*** Opening of RECORDS SHOWN ***
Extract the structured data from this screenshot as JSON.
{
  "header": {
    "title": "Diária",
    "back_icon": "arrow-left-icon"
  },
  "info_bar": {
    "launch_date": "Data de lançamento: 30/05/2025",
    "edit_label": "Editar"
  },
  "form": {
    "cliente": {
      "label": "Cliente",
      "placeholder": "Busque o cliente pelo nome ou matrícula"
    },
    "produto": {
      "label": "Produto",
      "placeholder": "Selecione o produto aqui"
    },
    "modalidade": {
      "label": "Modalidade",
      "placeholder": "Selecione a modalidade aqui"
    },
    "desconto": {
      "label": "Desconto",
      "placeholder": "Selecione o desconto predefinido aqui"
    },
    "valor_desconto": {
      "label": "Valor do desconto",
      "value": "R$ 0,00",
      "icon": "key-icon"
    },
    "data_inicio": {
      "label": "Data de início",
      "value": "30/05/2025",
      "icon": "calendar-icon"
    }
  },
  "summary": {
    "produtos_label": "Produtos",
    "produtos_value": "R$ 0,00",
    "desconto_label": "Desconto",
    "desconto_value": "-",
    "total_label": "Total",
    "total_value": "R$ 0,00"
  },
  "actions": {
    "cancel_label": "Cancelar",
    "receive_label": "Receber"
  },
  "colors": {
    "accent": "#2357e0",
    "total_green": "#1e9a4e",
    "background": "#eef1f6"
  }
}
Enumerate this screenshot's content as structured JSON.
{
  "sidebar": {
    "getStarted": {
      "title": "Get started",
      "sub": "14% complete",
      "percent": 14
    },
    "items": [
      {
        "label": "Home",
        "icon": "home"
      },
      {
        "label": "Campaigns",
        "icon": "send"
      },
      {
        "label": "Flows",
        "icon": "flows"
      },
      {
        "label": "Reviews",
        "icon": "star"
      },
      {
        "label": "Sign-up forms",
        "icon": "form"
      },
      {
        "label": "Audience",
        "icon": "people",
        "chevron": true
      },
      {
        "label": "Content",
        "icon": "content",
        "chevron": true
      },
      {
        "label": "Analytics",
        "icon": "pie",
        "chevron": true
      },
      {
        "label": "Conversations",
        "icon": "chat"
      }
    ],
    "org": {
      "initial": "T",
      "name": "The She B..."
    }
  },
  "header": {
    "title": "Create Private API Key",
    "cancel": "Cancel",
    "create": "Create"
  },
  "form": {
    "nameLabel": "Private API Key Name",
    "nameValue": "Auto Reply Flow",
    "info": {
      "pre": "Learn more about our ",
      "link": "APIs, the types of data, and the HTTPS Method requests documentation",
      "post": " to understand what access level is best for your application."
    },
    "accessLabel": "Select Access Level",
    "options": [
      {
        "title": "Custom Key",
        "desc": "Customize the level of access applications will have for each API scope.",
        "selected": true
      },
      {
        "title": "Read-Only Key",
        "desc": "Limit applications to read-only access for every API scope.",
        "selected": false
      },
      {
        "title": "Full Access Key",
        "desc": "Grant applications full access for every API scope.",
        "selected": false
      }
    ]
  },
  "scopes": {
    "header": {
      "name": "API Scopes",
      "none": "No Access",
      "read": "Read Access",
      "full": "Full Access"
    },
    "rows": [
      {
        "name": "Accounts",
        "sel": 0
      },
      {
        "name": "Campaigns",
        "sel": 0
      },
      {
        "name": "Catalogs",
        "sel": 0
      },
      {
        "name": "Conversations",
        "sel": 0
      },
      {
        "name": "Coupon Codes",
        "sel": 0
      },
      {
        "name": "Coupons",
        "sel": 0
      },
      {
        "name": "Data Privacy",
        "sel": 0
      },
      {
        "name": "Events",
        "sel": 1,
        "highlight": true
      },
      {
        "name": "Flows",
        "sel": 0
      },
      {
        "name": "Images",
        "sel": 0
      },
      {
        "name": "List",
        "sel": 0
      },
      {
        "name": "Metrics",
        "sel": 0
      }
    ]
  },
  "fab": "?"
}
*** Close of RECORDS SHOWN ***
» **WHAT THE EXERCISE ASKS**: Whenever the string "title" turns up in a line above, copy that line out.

» **RESULT OF THE EXERCISE**:
    "title": "Diária",
      "title": "Get started",
    "title": "Create Private API Key",
        "title": "Custom Key",
        "title": "Read-Only Key",
        "title": "Full Access Key",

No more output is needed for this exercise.